▶ **Work to complete**: Keep only the lines of the material below that contain the word "JSON". Copy those lines.

▶ **Recorded information**:
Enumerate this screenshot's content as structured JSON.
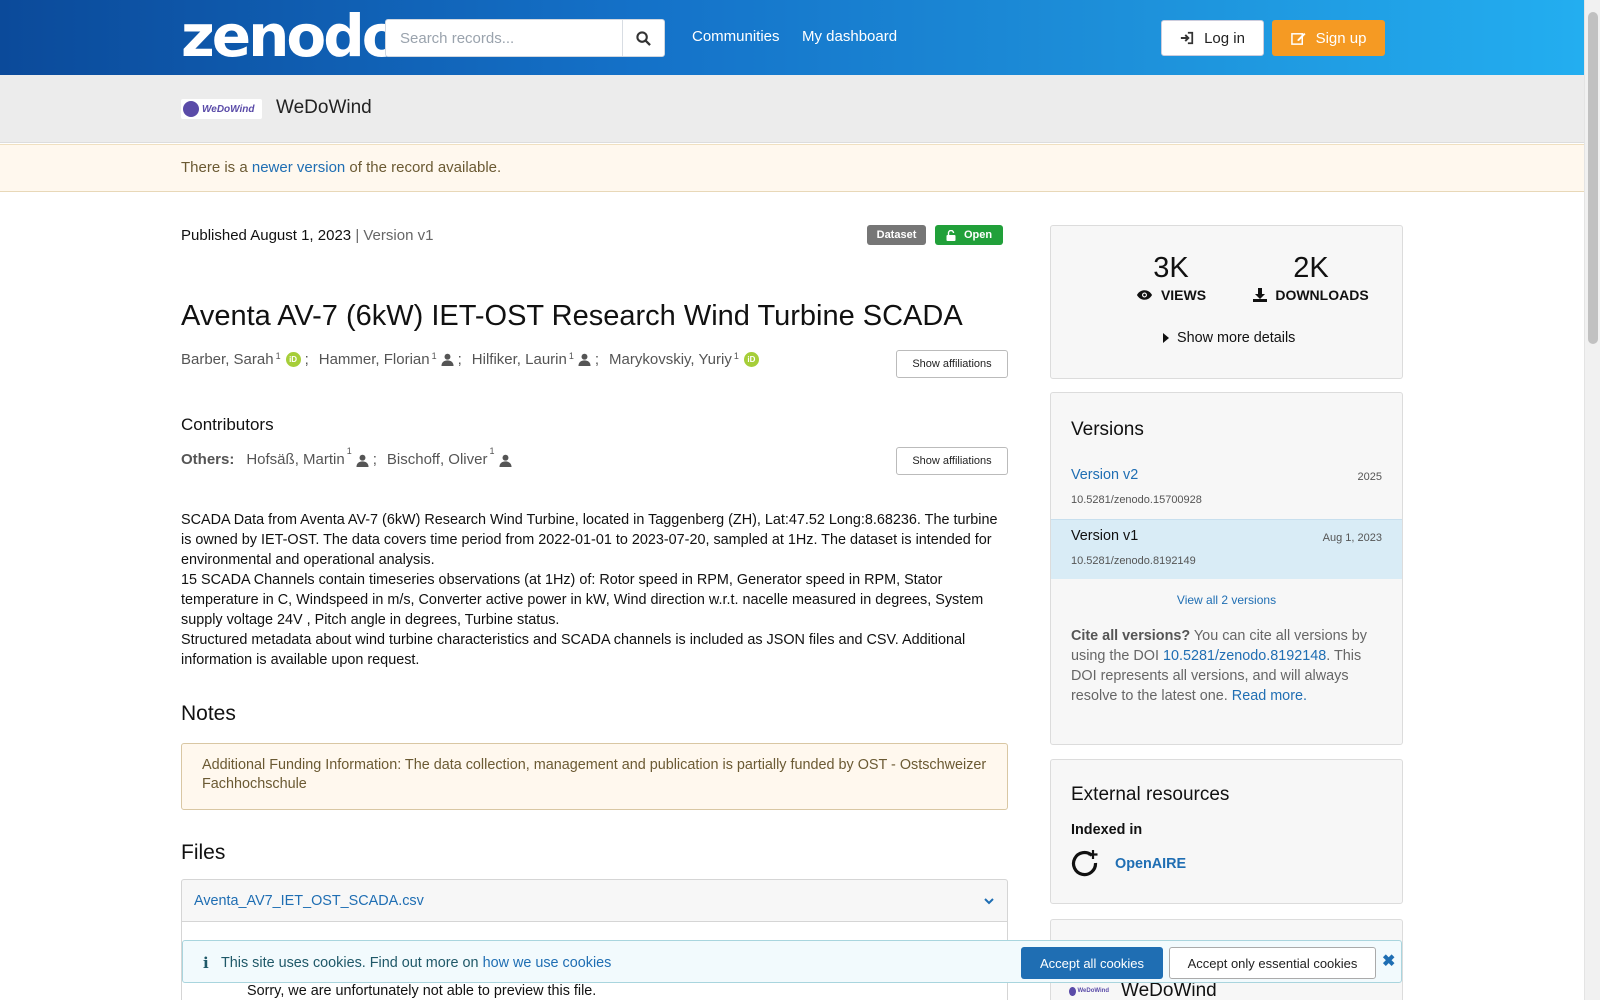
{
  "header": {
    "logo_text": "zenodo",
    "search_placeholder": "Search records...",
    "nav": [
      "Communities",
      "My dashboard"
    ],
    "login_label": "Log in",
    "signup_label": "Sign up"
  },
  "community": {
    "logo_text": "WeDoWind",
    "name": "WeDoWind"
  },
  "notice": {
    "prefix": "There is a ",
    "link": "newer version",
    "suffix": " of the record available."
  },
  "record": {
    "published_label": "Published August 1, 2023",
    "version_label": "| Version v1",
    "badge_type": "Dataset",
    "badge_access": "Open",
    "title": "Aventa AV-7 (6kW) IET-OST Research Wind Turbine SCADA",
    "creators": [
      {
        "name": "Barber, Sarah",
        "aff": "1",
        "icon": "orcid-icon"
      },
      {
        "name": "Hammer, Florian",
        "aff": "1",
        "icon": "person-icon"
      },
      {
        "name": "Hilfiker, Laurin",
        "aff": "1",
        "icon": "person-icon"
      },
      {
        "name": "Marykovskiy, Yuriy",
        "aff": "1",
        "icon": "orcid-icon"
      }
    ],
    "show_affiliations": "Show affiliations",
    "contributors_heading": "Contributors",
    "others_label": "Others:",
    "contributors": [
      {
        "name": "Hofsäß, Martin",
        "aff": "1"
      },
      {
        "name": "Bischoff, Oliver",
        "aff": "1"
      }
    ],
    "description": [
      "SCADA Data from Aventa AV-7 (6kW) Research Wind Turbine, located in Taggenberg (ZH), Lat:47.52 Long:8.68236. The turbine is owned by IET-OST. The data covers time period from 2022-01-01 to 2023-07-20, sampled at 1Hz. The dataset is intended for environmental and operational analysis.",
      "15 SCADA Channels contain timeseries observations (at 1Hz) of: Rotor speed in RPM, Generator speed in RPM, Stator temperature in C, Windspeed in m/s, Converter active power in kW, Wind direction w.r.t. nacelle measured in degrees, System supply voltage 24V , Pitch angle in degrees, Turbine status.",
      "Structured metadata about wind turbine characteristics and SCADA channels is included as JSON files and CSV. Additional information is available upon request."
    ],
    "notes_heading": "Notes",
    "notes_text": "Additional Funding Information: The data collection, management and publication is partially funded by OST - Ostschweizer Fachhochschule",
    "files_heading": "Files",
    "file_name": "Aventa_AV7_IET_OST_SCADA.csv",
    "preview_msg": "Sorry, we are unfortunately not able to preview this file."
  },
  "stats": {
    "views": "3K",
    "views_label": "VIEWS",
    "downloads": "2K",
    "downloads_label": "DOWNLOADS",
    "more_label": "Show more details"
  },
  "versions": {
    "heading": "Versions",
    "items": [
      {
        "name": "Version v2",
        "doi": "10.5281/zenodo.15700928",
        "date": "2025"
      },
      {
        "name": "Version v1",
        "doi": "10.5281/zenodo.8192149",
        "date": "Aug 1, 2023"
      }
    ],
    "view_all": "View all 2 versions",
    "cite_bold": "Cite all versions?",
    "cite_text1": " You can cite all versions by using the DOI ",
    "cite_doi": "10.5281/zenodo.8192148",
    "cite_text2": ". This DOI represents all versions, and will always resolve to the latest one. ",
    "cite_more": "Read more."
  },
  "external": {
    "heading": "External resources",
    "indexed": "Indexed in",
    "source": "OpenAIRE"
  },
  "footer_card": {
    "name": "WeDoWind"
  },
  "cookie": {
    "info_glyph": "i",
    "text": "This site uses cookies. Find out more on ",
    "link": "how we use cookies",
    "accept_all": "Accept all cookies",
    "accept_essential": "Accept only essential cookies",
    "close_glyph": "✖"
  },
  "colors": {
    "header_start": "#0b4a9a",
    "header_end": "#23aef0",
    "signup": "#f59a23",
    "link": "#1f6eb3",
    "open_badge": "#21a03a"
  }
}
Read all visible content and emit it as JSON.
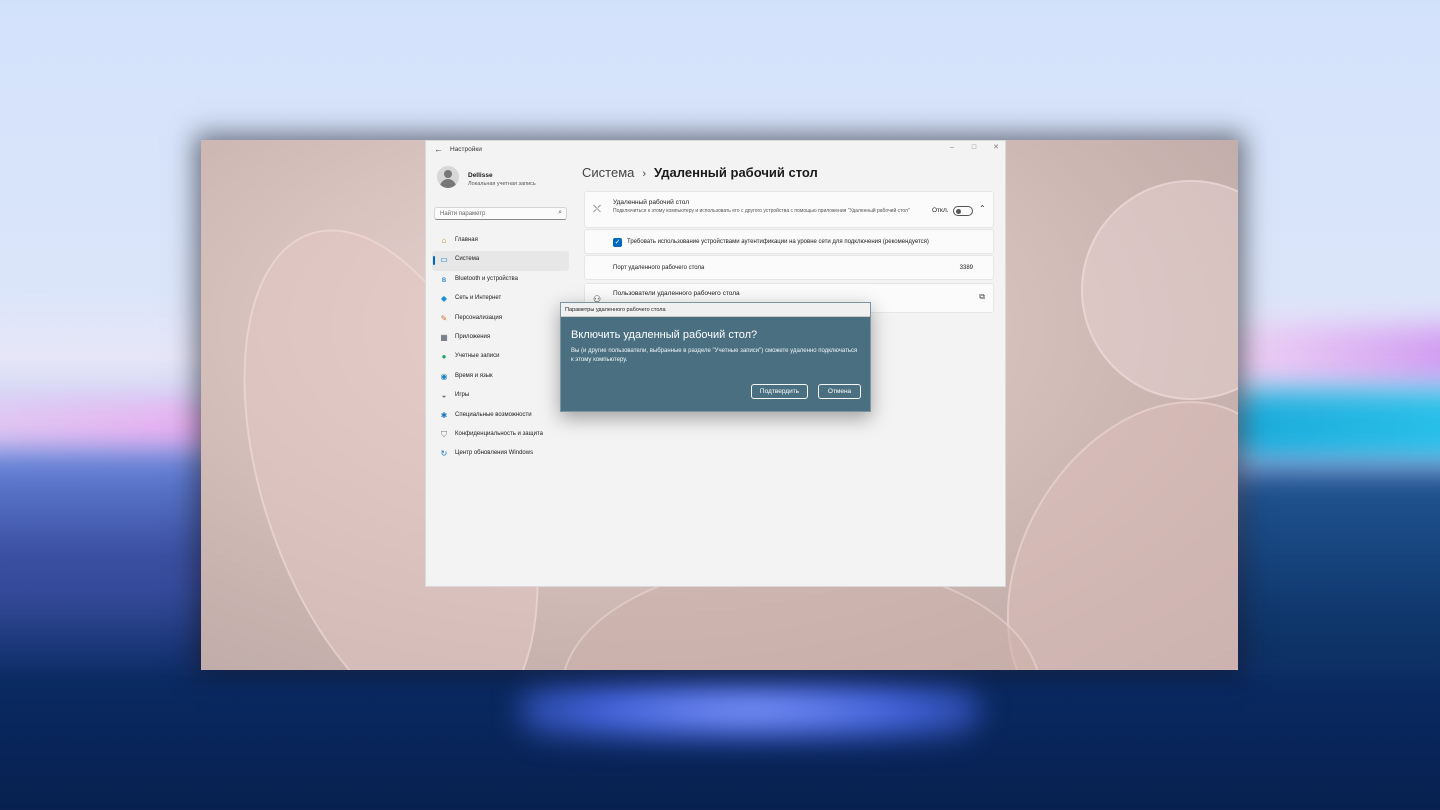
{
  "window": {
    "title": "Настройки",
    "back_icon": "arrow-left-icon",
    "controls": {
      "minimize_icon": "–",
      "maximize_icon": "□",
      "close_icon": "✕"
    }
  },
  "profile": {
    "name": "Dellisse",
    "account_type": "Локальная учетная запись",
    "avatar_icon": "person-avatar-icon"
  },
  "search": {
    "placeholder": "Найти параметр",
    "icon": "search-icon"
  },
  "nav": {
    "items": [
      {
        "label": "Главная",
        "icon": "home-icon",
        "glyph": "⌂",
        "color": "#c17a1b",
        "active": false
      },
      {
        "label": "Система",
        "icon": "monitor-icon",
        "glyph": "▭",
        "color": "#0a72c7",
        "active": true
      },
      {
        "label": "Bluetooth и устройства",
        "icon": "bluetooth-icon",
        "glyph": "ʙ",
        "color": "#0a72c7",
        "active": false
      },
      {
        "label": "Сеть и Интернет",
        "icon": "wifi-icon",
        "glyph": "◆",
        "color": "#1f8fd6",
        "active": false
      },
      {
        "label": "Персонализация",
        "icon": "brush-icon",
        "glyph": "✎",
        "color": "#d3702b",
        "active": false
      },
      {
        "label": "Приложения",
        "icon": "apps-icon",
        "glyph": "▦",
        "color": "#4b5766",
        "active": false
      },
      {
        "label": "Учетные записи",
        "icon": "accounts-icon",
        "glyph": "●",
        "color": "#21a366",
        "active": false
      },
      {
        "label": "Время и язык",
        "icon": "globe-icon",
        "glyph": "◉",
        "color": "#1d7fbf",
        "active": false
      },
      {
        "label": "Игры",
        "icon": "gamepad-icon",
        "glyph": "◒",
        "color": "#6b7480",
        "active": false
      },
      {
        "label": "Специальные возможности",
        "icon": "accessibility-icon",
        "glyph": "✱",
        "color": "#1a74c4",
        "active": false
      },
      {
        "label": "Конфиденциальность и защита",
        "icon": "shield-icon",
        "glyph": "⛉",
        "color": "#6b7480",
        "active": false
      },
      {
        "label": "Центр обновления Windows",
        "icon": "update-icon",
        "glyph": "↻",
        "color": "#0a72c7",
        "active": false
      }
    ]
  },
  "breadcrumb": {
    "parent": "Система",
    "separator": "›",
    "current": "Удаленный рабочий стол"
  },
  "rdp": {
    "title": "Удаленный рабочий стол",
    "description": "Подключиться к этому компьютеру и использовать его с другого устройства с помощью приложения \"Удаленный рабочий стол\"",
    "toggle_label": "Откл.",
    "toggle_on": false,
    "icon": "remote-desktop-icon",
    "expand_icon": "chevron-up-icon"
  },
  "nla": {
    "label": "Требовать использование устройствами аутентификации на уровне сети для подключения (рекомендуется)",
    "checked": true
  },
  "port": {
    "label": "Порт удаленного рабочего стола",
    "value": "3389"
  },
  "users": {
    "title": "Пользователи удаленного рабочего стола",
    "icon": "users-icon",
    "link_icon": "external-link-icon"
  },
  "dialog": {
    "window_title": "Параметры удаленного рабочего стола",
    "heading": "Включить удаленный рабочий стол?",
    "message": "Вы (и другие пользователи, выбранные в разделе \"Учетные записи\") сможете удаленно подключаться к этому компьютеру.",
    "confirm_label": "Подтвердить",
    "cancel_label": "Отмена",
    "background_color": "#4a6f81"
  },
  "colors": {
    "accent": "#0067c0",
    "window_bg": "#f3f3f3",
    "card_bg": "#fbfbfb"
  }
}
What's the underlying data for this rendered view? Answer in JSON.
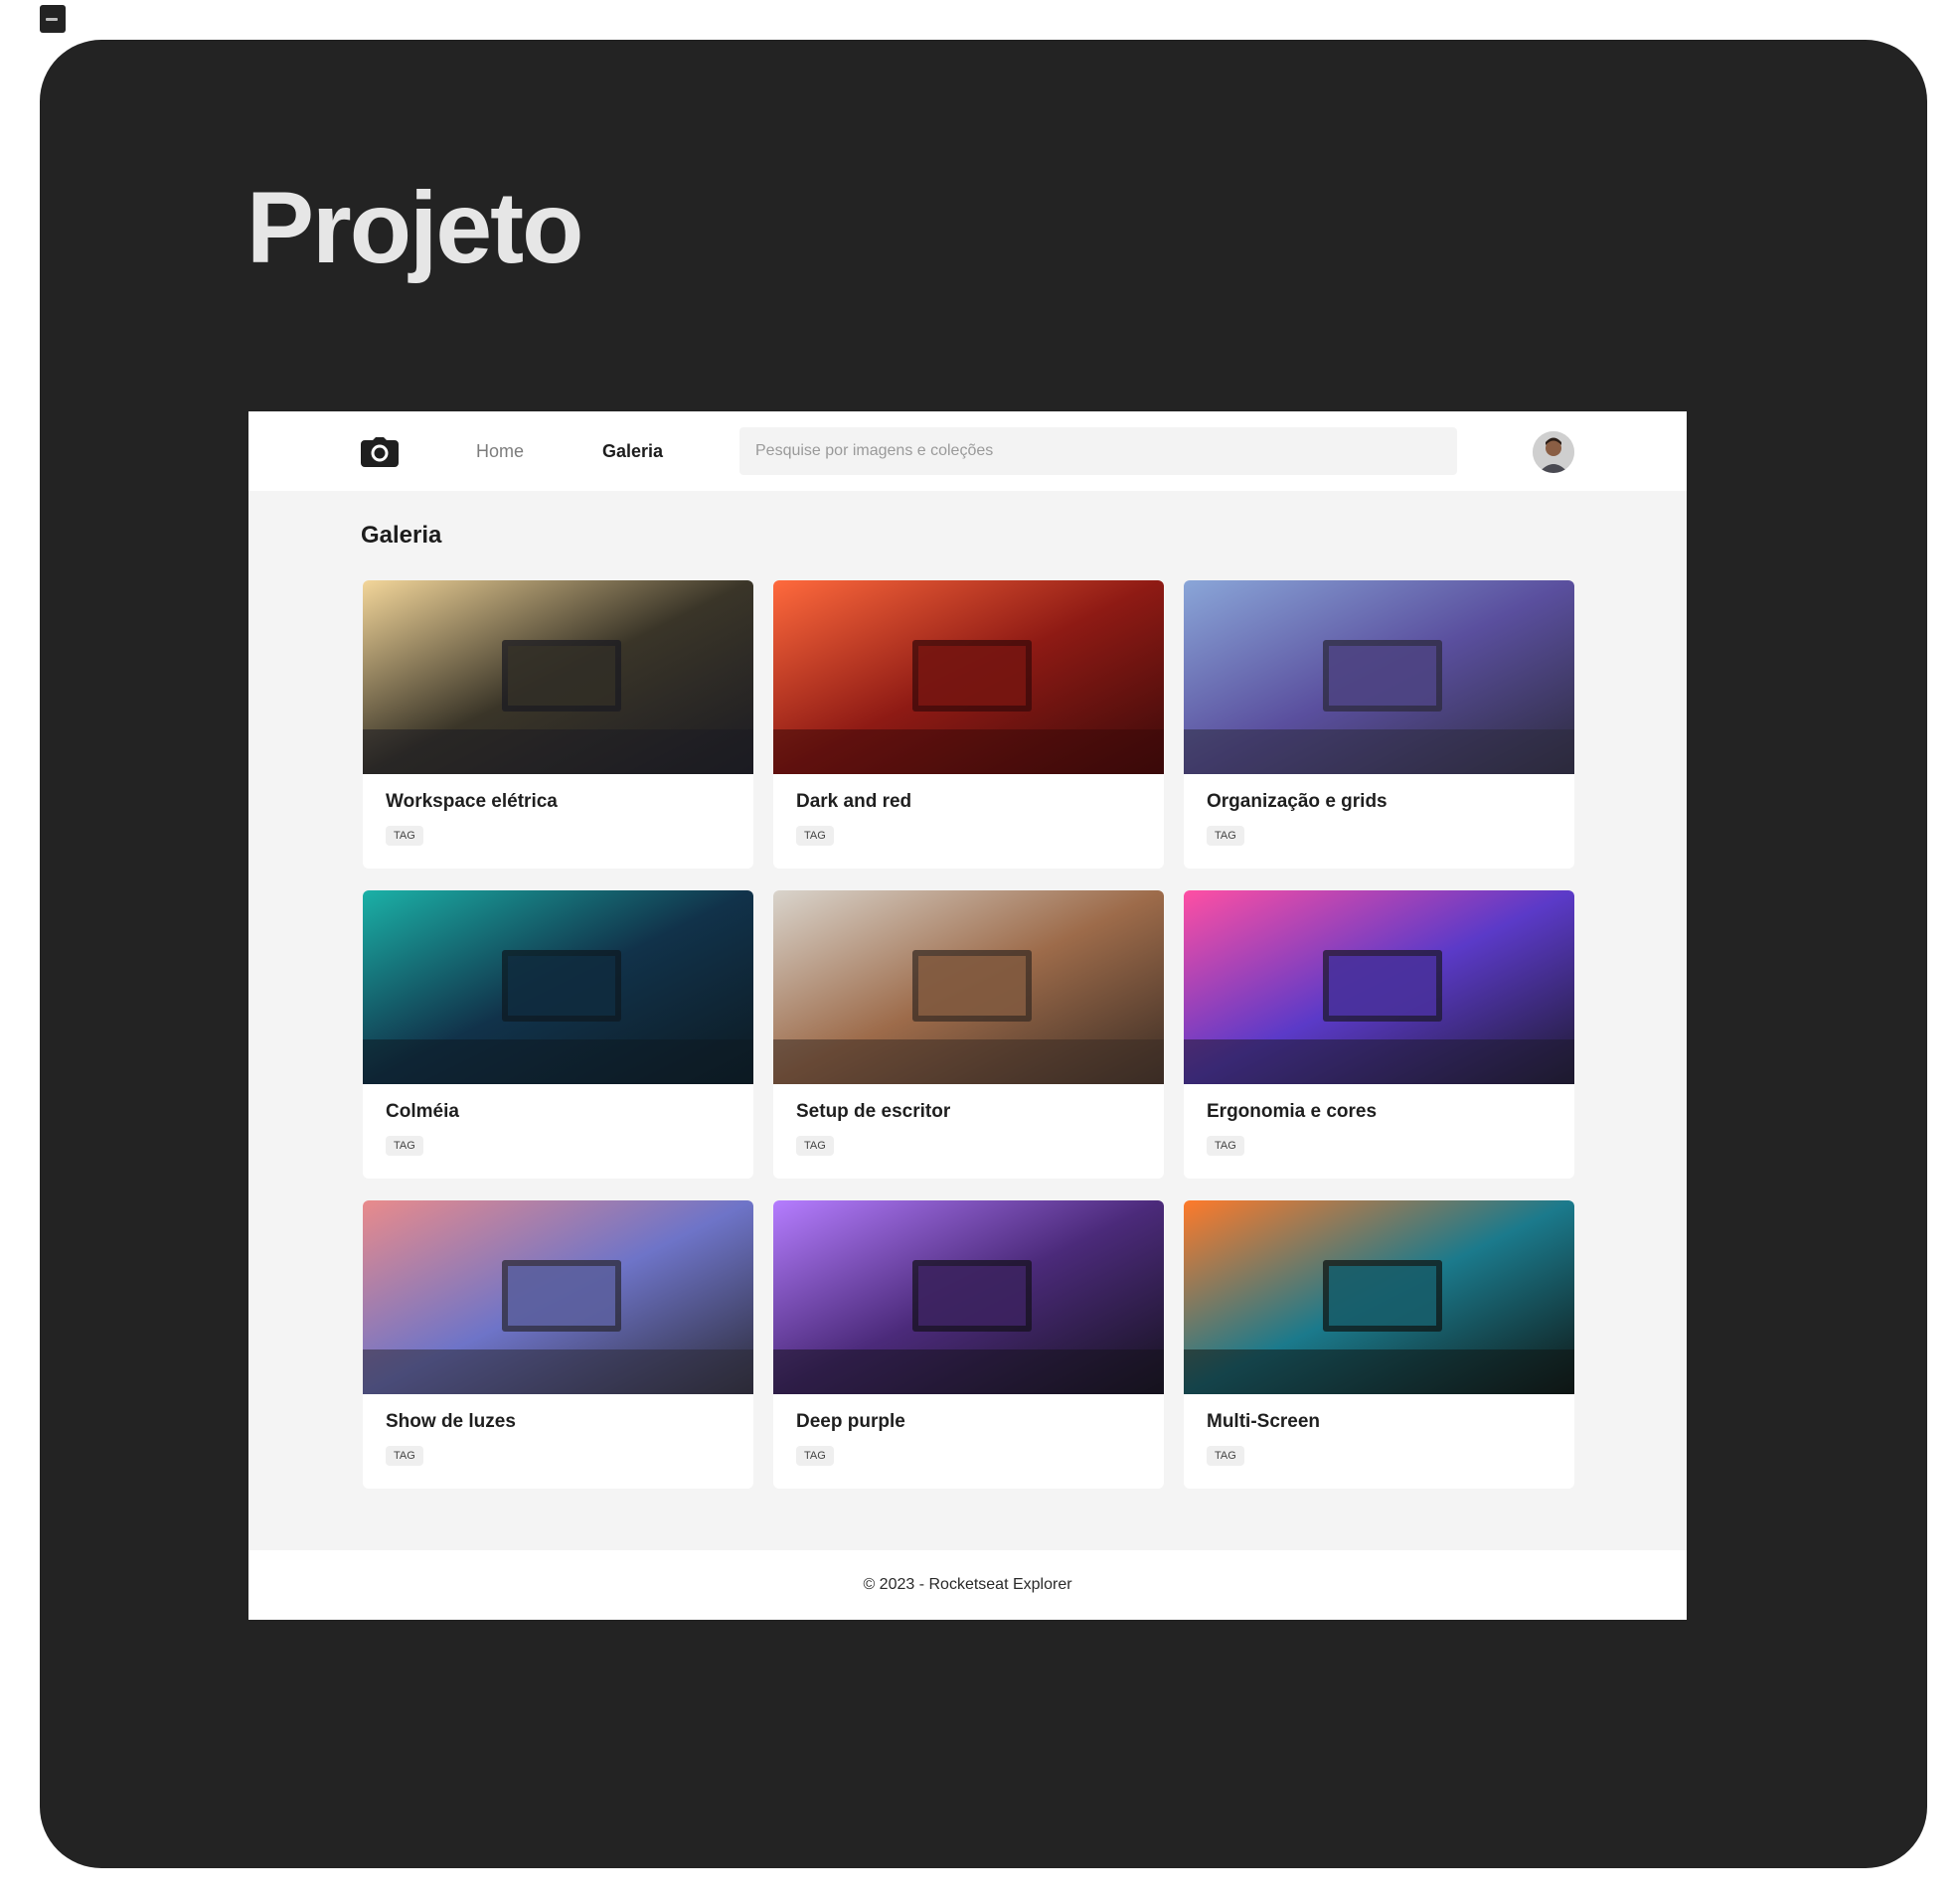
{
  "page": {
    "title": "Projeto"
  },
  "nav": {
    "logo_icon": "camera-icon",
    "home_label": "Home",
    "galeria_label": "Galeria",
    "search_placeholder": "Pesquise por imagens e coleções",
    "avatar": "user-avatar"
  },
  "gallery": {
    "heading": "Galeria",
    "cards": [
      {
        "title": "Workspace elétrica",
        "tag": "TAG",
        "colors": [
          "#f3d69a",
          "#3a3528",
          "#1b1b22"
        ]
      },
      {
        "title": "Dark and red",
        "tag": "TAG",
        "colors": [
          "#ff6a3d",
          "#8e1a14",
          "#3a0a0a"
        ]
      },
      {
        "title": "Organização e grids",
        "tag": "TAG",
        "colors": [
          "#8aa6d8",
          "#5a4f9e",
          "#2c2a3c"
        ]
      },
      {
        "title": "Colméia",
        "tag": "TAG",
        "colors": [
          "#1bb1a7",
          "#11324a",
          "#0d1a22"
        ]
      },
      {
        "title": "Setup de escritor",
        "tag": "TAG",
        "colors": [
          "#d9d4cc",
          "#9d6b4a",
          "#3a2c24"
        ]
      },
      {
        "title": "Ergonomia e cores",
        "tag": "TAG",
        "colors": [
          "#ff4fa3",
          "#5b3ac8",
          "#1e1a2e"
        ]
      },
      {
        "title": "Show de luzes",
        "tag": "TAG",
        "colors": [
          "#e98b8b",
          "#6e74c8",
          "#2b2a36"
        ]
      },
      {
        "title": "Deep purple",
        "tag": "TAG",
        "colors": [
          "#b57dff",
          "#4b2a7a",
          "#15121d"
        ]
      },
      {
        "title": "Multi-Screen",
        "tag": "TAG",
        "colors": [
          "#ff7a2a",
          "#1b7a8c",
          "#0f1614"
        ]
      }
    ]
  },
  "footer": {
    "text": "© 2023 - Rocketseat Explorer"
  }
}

▶ **Answer box**:
Enumerate this screenshot's content as structured JSON.
      "Structured metadata about wind turbine characteristics and SCADA channels is included as JSON files and CSV. Additional information is available upon request."
Read all visible content and emit it as JSON.
What's the underlying data for this rendered view? Answer in JSON.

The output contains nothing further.